Dataset items:
-- Opening Marker --
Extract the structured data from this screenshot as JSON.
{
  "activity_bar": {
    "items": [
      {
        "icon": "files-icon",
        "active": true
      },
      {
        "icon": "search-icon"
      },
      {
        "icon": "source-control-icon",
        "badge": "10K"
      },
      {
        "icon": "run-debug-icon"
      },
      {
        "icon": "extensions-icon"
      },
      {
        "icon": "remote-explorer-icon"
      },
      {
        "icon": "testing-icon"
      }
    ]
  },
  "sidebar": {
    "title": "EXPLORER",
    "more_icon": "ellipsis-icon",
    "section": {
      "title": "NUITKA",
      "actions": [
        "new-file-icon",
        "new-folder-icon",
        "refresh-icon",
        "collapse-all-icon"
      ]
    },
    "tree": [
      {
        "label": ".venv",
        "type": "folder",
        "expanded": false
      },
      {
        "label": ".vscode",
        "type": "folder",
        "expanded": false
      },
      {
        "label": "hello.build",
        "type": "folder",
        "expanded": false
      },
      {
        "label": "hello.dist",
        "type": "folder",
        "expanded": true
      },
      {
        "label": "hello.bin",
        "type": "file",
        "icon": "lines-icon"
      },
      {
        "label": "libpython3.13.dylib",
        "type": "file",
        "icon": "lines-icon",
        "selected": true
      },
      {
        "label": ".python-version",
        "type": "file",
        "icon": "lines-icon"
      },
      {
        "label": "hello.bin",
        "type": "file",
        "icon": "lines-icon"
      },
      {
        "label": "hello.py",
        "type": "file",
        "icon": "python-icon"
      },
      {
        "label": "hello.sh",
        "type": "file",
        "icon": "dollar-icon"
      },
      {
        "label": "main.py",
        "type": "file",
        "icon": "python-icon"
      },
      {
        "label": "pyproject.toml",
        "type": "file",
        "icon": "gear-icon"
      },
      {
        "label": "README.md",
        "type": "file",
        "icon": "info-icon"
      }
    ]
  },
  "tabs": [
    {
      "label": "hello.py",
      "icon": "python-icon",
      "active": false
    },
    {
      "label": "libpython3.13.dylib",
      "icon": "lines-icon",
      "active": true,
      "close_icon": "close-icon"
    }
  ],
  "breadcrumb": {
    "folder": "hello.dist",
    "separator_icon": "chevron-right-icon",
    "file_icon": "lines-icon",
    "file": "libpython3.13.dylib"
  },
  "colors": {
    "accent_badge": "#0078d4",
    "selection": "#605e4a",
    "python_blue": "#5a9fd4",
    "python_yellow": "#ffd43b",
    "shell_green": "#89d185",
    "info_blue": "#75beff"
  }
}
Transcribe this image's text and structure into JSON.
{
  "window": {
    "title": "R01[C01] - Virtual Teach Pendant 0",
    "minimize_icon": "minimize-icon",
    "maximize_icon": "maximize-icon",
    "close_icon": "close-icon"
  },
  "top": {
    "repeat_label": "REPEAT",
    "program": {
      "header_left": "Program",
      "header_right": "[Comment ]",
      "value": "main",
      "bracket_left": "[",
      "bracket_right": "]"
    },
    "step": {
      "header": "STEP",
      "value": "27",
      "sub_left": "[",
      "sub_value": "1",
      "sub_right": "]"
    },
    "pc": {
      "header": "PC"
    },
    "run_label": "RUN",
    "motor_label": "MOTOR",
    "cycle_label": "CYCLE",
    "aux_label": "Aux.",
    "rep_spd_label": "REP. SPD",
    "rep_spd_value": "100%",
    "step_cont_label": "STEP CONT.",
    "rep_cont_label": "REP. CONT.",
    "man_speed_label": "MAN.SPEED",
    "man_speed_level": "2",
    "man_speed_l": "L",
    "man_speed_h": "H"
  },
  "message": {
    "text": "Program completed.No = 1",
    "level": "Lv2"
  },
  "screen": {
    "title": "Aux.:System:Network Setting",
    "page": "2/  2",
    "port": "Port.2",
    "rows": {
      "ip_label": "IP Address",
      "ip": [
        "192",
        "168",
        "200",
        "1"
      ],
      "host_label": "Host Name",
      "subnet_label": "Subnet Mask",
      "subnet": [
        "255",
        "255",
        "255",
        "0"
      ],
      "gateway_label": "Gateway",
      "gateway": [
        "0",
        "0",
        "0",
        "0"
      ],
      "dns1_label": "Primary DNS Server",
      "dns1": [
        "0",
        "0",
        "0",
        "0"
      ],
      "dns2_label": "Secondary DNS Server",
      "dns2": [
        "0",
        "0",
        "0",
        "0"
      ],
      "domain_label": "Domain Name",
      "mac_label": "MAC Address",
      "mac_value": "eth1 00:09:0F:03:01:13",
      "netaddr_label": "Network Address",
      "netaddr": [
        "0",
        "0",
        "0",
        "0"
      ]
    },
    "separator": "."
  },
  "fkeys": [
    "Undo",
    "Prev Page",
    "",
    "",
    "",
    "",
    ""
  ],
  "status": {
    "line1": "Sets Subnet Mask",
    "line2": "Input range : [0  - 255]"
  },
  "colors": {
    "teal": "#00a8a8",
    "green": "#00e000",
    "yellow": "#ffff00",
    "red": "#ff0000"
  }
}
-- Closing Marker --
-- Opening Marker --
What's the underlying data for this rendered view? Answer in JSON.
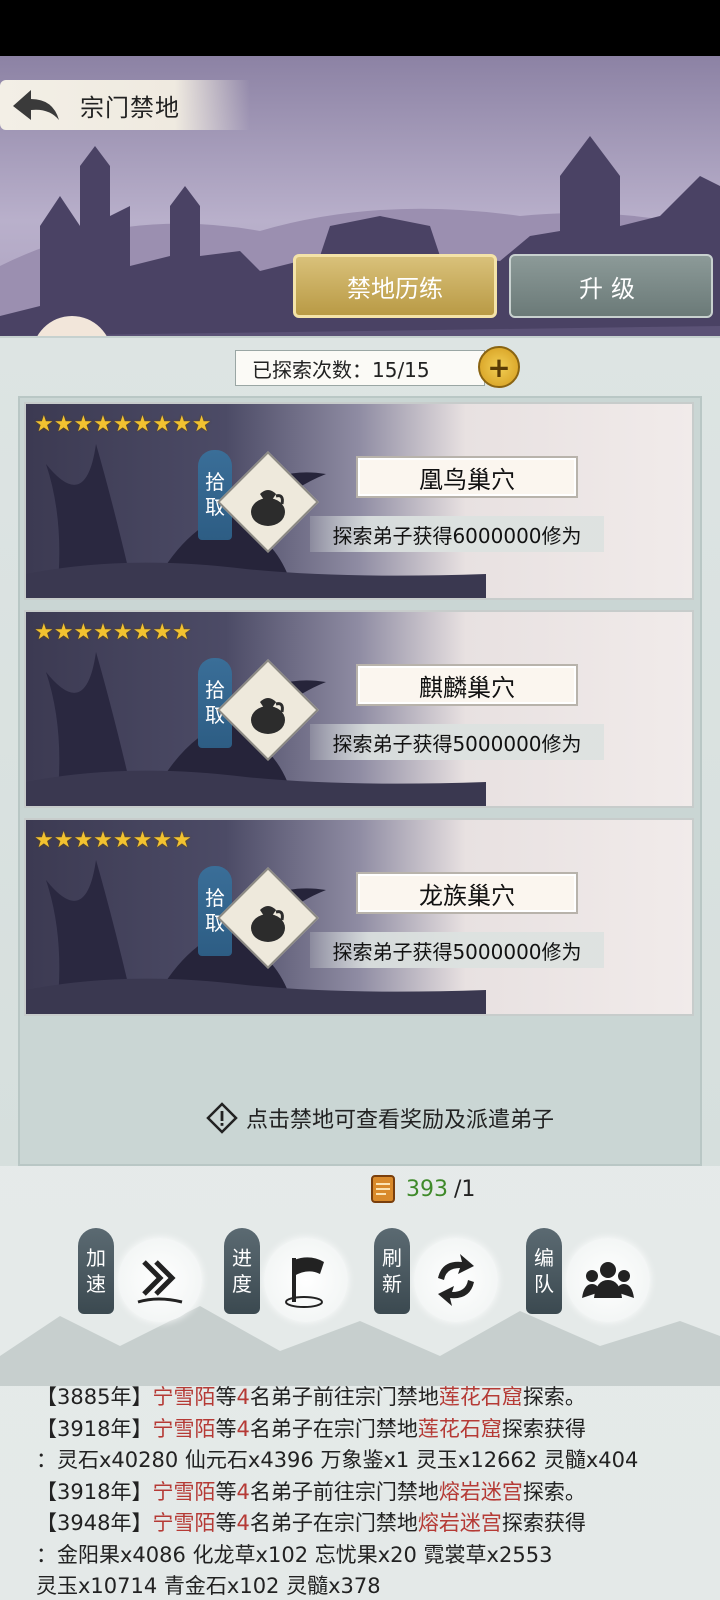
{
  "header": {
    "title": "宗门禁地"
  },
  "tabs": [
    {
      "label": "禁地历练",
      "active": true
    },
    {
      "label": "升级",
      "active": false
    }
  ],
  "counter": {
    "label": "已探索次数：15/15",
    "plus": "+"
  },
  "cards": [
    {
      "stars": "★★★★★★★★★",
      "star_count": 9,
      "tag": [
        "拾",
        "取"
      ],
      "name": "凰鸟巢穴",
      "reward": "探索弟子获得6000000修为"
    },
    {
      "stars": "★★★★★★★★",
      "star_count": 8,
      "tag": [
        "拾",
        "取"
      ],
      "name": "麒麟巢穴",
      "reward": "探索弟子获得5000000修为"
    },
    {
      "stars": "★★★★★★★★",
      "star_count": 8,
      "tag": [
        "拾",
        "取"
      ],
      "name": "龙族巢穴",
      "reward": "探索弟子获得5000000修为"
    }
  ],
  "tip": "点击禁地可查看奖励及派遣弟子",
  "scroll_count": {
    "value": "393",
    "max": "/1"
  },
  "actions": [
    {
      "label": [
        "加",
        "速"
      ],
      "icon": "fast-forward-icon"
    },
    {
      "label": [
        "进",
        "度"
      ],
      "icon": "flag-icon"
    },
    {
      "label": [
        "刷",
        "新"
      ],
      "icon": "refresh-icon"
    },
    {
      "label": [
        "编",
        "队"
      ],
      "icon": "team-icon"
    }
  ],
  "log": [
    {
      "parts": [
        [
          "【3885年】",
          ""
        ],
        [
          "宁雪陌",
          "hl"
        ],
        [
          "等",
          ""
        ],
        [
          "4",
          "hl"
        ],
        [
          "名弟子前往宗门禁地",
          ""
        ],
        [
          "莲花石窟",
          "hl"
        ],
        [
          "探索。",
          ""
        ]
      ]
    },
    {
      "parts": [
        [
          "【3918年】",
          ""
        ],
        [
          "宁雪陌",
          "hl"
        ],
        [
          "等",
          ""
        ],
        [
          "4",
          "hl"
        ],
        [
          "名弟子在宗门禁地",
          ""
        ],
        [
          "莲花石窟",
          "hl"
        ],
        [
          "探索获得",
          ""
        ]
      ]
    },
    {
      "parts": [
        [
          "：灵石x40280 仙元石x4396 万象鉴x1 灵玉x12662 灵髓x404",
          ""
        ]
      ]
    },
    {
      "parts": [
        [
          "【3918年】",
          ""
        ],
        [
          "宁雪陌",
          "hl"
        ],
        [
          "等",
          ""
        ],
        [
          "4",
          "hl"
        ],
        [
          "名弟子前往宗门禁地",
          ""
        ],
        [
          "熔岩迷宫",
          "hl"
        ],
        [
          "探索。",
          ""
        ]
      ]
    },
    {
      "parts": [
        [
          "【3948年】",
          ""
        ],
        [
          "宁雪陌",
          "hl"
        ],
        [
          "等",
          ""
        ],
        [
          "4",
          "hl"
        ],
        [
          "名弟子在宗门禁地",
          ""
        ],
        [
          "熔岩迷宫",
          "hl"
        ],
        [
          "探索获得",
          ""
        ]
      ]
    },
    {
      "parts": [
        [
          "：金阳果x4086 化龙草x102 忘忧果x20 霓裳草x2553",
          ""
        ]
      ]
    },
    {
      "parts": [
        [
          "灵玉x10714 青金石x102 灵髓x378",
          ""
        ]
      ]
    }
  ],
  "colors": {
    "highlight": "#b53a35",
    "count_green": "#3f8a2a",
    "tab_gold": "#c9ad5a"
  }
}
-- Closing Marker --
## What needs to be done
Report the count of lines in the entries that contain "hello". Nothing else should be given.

## Exercise solution
8